*** Opening Provided material ***

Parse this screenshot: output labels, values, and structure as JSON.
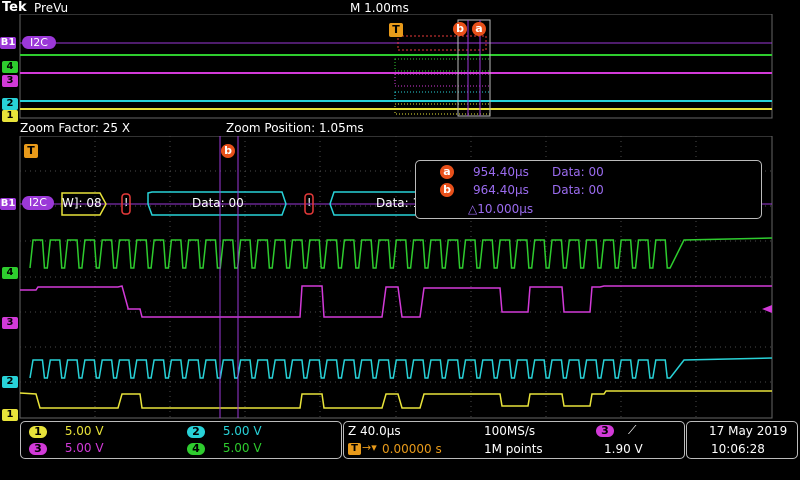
{
  "header": {
    "brand": "Tek",
    "mode": "PreVu",
    "timebase": "M 1.00ms"
  },
  "overview": {
    "bus_label": "I2C",
    "bus_channel": "B1",
    "trigger_marker": "T",
    "cursor_a": "a",
    "cursor_b": "b"
  },
  "zoom": {
    "factor_text": "Zoom Factor: 25 X",
    "position_text": "Zoom Position: 1.05ms",
    "bus_label": "I2C",
    "packet1": "W]: 08",
    "packet2": "Data: 00",
    "packet3": "Data: 1",
    "error_mark": "!"
  },
  "cursor_readout": {
    "a_label": "a",
    "a_time": "954.40µs",
    "a_data": "Data: 00",
    "b_label": "b",
    "b_time": "964.40µs",
    "b_data": "Data: 00",
    "delta": "△10.000µs"
  },
  "channels": [
    {
      "num": "1",
      "color": "#e8e33a",
      "scale": "5.00 V"
    },
    {
      "num": "2",
      "color": "#28d2d8",
      "scale": "5.00 V"
    },
    {
      "num": "3",
      "color": "#d23ad8",
      "scale": "5.00 V"
    },
    {
      "num": "4",
      "color": "#2ecc2e",
      "scale": "5.00 V"
    }
  ],
  "acquisition": {
    "zoom_time": "Z 40.0µs",
    "sample_rate": "100MS/s",
    "trigger_delay": "0.00000 s",
    "record_length": "1M points",
    "trigger_source": "3",
    "trigger_level": "1.90 V"
  },
  "datetime": {
    "date": "17 May 2019",
    "time": "10:06:28"
  },
  "colors": {
    "bus": "#9b38d8",
    "cursor_a": "#e8501a",
    "trigger": "#e89a1a",
    "grid": "#4a4a4a"
  }
}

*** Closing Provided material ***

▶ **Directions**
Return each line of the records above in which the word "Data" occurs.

▶ **Result**
    "packet2": "Data: 00",
    "packet3": "Data: 1",
    "a_data": "Data: 00",
    "b_data": "Data: 00",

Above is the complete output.